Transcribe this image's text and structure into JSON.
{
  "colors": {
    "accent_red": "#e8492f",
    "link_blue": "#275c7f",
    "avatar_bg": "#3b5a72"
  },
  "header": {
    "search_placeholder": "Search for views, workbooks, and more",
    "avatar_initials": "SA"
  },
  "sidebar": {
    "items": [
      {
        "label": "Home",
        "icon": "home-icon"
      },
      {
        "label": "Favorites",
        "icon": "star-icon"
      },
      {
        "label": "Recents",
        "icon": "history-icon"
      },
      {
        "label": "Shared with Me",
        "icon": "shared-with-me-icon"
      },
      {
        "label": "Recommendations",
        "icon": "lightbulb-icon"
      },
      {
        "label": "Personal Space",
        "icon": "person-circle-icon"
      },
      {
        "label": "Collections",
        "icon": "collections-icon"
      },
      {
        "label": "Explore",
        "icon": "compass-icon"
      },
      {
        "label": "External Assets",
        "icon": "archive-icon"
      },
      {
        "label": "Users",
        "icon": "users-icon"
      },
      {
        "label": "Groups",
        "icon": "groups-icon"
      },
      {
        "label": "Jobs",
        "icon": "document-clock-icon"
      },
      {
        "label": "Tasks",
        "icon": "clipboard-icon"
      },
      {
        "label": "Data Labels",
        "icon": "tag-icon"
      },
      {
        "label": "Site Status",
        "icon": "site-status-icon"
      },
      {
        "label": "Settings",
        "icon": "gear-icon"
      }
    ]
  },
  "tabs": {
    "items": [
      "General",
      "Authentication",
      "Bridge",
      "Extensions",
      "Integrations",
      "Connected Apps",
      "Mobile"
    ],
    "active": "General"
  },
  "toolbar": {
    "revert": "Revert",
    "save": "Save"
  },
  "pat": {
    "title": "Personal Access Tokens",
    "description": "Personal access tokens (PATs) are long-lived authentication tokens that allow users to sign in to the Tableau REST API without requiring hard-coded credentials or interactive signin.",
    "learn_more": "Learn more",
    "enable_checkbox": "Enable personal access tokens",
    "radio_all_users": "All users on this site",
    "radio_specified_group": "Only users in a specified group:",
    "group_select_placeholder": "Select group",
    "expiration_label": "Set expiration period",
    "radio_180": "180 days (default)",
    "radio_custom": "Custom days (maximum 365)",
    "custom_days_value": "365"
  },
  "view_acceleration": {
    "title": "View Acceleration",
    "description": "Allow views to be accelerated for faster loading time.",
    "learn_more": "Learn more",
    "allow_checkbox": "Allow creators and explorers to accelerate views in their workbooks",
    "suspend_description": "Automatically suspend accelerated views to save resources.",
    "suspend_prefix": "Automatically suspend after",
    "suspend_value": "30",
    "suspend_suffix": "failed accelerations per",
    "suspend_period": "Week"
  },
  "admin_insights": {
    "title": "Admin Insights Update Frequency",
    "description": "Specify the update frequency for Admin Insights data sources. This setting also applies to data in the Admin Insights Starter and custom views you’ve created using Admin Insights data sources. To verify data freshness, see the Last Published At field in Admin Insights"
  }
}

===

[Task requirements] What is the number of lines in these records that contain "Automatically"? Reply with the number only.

[Solution to this task] 2